    The number of British-built industrial locomotives preserved in Great Britain and Ireland (including odd main-line examples of basically industrial design) makes interesting reading. At the time of writing the lead is shared by Barclay and Hunslet with 34 apiece, Hunslet's total including no less than 27 narrow gauge. Others with "double figures" include Peckett (31), Hudswell Clarke (20), Bagnall (20), Avonside (13), Kerr Stuart (11), Manning Wardle (11) and R. Stephenson & Hawthorns (10). The remaining builders represented are: Neilson (8), Sentinel (8), Hawthorn Leslie (7), Aveling & Porter (6), de Winton (6). Fletcher Jennings (5), R. Stephenson (5), Spence (5). Beyer Peacock (4). Borrows (4), Head Wrightson (3), Black Hawthorn (2), Brush (2), Fox Walker (2), Hedley (2), Kitson (2), Sharp Stewart (2), and the following with one each - Belliss & Seekings, Chaplin, Coalbrookdale, Gibb & Hogg, Hackworth, Hawthorns (Leith), Haydock Foundry, A. Horlock, North British, T. Green, and Vulcan Foundry. Is it too late to hope that someone will remember the forgotten survivors of Chapman & Furneaux, Dubs, Grant Ritchie, Markham, Neilson Reid, New Lowca, and the Yorkshire Engine Company?

    Readers will no doubt have noticed that our last issue was reduced in size, but we hope to make up the missing four pages during the second half of Volume 3 in 1970. We considered that Keith Clingan's account of Corpet Louvet merited publication in a single issue, and anticipate that other projects in hand will also be covered by special issues of the RECORD as this will afford facilities for the publication of any supplementary information available. It has been said that too much foreign material appears in our pages, and whilst agreeing with this to a limited extent we would suggest that the remedy is in your hands. Can we look forward to a contribution from you in 1970?
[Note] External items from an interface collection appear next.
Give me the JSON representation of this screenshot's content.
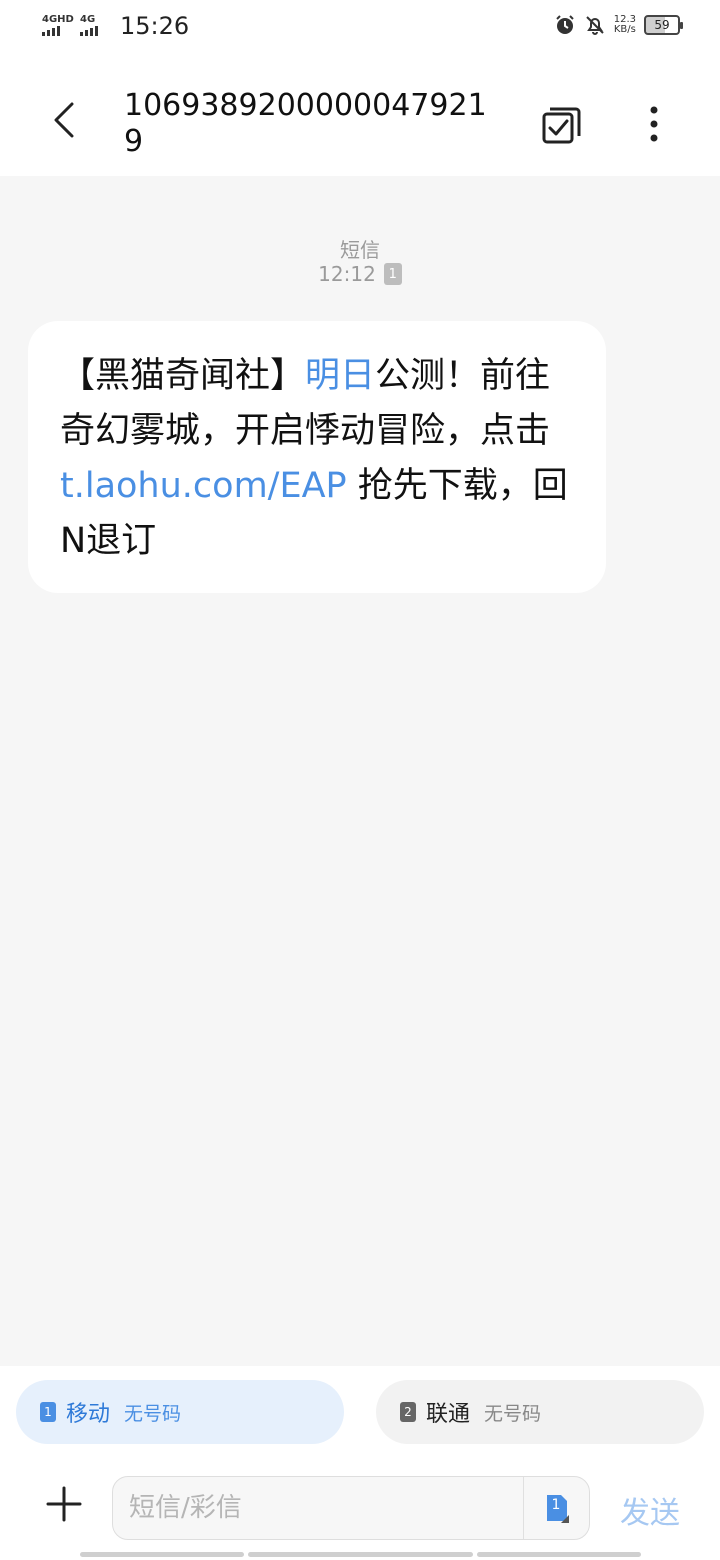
{
  "status_bar": {
    "sim1_label": "4GHD",
    "sim2_label": "4G",
    "time": "15:26",
    "speed_value": "12.3",
    "speed_unit": "KB/s",
    "battery": "59",
    "battery_level": 0.59
  },
  "header": {
    "title": "10693892000000479219"
  },
  "conversation": {
    "label": "短信",
    "time": "12:12",
    "sim_badge": "1"
  },
  "message": {
    "part1": "【黑猫奇闻社】",
    "link1": "明日",
    "part2": "公测！前往奇幻雾城，开启悸动冒险，点击 ",
    "link2": "t.laohu.com/EAP",
    "part3": " 抢先下载，回N退订"
  },
  "sim_selector": {
    "sim1": {
      "badge": "1",
      "name": "移动",
      "number": "无号码",
      "selected": true
    },
    "sim2": {
      "badge": "2",
      "name": "联通",
      "number": "无号码",
      "selected": false
    }
  },
  "composer": {
    "placeholder": "短信/彩信",
    "sim_badge": "1",
    "send_label": "发送"
  },
  "colors": {
    "accent": "#4a8fe3",
    "send_disabled": "#a6c8f2",
    "bubble": "#ffffff",
    "background": "#f6f6f6"
  }
}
As this is the last issue of 1969 we should like to thank all contributors for their continued support, and to wish all readers A Very Merry Christmas. Good Hunting in 1970.
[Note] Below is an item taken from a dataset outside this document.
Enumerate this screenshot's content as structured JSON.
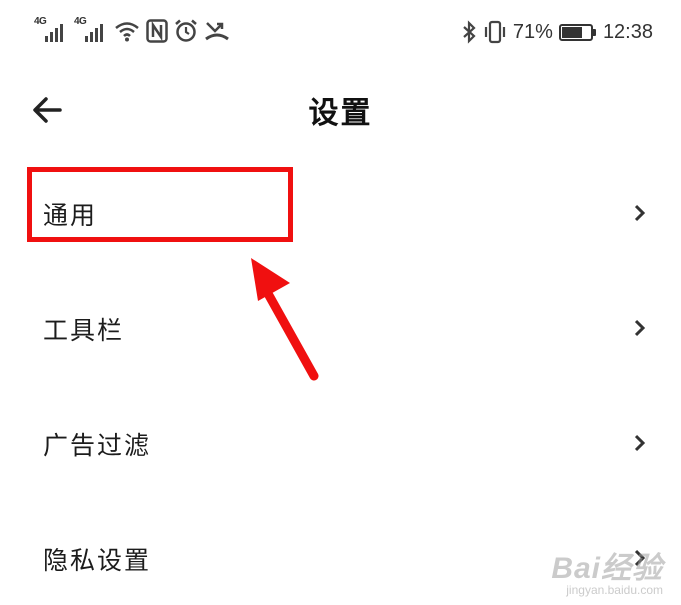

    "From 1904 the North Eastern Railway obtained sand for locomotive purposes from the beach at North Blyth and for this privilege they paid Lord Ridley 100 per acre worked. The sand was excavated by a steam navvy and loaded into N.E.R. wagons standing on a siding which crossed the Cowpen Coal Company's line on the level. In exchange for the use of the level crossing the Coal Co. obtained facilities for occasionally turning their engines on the N.E.R. at North Blyth.         (Journal of the Stephenson Locomotive Society, January 1965.)